Perhaps the same can be done for the species under discussion here. Even better would be to place them as a variety instead of a subspecies because at many places intermediate populations can be found. A definite population consists of a collection of variable forms. The difference between populations is the frequency of the appearance in which these forms do occur. So can it be be that two individuals of two different populations look very similar and also, two plants of the same population can look very different. However when you are looking at the whole population, you can see the difference of the population with another one. When these mixed populations do appear also in the two forms of Euphorbia pulvinata in the North and with the lesser spined form of Euphorbia ferox in the East, then these two can be added to the complex, in my view best as varieties. Euphorbia aggregata with its several varieties would thus give a better reflection of the situation in nature.


Euphorbia Pulvinata is, like mentioned before, a plant that grows on hills. With a little imagination she even could be called an alpine-plant. Another reason for this is that she sometimes grows in areas with a lot of rain, up to 1000 mm per year, and even with snow sometimes. Herefor she can be very easily grown in culture.
This also applies to the other species, though less. They do need a lot of light though to keep their compact growth-form. I myself grow especially E. Pulvinata in summer outside and until now that gets me very beautiful plants. In winter however some plants started to rot a little, perhaps I should keep them outside also in winter, who can tell?
It just remains a fact that a beautiful compact plant of these species provide us with a magnificent view, unfortunately these plants ara seldom found in our collections.


White, A., Dyer, R. A., Sloane, B. L., (1941), The Succulent Euphorbiceae (Southern Africa) 2 Vols.
Fourie, S. P., An Introduction to the Succulent Euphorbias of the Transvaal, part 3, The Euphorbia Journal, Vol. 6, p. 113 - p– 125.

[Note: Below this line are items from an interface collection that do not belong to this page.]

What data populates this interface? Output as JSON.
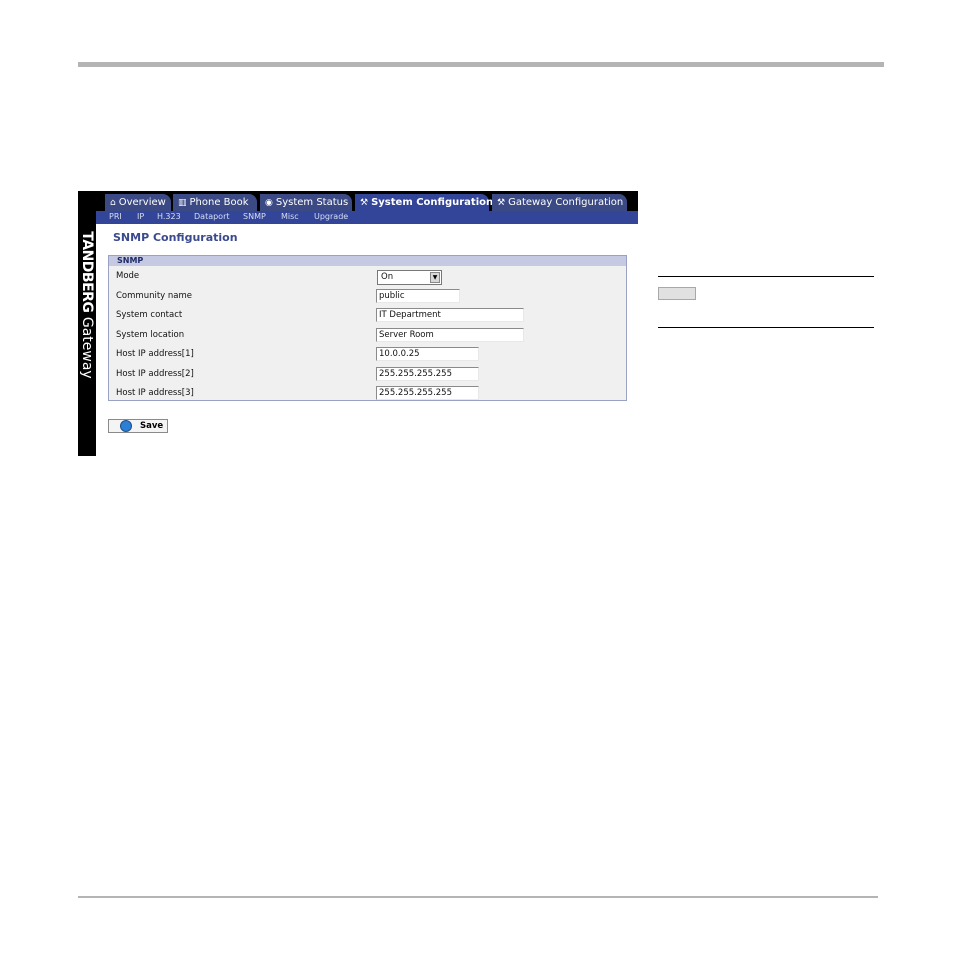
{
  "brand": {
    "logo_text": "TANDBERG",
    "product": "Gateway"
  },
  "tabs": [
    {
      "icon": "house-icon",
      "label": "Overview",
      "active": false
    },
    {
      "icon": "phone-book-icon",
      "label": "Phone Book",
      "active": false
    },
    {
      "icon": "power-icon",
      "label": "System Status",
      "active": false
    },
    {
      "icon": "tools-icon",
      "label": "System Configuration",
      "active": true
    },
    {
      "icon": "tools-icon",
      "label": "Gateway Configuration",
      "active": false
    }
  ],
  "subnav": [
    "PRI",
    "IP",
    "H.323",
    "Dataport",
    "SNMP",
    "Misc",
    "Upgrade"
  ],
  "page_title": "SNMP Configuration",
  "panel": {
    "heading": "SNMP",
    "fields": [
      {
        "label": "Mode",
        "type": "select",
        "value": "On"
      },
      {
        "label": "Community name",
        "type": "text",
        "value": "public"
      },
      {
        "label": "System contact",
        "type": "text",
        "value": "IT Department"
      },
      {
        "label": "System location",
        "type": "text",
        "value": "Server Room"
      },
      {
        "label": "Host IP address[1]",
        "type": "text",
        "value": "10.0.0.25"
      },
      {
        "label": "Host IP address[2]",
        "type": "text",
        "value": "255.255.255.255"
      },
      {
        "label": "Host IP address[3]",
        "type": "text",
        "value": "255.255.255.255"
      }
    ]
  },
  "save_label": "Save",
  "colors": {
    "tab_bg": "#3b4a85",
    "active_tab_bg": "#324599",
    "title": "#3a4a8c",
    "rule": "#b4b4b4"
  }
}
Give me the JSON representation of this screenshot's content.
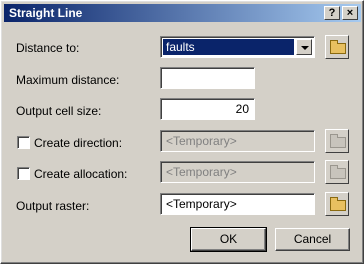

Hargreaves, B. J., The Other Spurges of Lesotho, The Euphorbia Journal, Volume 8, p. 126 – p. 132.
Marx, G., The Succulent Euphorbias of the Southeastern Cape Province, The Euphorbia Journal, Volume 8, p. 74 – p. 102, part 1.